### Input data

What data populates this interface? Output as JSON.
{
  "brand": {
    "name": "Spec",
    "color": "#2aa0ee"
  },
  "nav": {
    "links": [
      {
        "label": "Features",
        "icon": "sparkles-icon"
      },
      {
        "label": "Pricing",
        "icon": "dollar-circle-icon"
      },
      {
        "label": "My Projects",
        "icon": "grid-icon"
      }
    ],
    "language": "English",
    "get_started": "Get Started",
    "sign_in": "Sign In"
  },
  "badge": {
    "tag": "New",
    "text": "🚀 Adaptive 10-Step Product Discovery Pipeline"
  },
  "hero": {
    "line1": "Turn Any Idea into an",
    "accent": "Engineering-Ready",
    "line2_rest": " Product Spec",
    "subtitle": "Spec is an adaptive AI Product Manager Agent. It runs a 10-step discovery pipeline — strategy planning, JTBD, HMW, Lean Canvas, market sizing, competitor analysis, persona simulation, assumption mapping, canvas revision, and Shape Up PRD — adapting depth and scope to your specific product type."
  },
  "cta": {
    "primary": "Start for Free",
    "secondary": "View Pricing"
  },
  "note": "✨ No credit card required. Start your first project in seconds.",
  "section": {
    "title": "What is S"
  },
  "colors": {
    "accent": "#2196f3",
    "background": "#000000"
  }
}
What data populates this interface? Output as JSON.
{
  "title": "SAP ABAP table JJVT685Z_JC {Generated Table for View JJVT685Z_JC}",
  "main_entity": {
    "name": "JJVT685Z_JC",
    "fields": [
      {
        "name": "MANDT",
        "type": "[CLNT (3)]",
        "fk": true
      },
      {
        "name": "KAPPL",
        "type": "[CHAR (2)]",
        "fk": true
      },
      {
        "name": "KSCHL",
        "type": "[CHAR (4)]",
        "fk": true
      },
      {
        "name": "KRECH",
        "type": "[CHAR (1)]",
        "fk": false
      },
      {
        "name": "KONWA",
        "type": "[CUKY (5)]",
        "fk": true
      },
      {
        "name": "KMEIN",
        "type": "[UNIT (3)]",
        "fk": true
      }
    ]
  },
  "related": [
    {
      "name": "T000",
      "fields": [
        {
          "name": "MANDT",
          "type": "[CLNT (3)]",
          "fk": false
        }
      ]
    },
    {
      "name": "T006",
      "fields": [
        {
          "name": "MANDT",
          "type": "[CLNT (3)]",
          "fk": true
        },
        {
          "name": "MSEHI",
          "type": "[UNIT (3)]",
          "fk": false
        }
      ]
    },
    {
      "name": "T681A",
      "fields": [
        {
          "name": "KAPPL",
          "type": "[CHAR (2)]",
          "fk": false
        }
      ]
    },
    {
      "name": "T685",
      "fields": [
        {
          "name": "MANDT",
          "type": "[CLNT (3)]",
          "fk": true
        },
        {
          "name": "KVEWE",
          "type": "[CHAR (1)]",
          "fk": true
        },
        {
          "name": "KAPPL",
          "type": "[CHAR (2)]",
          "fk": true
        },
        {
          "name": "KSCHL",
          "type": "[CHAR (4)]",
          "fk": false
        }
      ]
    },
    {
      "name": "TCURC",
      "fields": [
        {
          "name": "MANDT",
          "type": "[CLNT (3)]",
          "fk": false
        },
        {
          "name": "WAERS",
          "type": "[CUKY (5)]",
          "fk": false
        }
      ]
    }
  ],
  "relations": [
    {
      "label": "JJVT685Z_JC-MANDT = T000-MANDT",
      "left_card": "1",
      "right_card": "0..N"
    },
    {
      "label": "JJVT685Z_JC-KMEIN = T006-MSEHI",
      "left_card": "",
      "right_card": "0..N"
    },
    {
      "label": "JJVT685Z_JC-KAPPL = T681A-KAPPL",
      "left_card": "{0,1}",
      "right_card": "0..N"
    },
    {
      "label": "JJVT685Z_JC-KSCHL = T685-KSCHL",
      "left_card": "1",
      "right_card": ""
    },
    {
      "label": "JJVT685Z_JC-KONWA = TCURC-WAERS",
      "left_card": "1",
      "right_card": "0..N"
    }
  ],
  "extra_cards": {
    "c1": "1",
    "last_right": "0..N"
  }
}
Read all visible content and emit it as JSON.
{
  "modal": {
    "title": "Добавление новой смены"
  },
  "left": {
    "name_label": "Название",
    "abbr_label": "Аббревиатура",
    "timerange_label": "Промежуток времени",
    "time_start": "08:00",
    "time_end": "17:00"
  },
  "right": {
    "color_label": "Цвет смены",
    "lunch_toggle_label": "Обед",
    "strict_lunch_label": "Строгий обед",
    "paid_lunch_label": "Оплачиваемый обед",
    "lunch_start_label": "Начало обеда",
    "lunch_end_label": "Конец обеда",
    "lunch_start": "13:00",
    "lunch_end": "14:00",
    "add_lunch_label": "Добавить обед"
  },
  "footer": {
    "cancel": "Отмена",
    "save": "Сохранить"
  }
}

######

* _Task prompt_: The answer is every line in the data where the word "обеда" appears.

* _Result for this task_:
    "lunch_start_label": "Начало обеда",
    "lunch_end_label": "Конец обеда",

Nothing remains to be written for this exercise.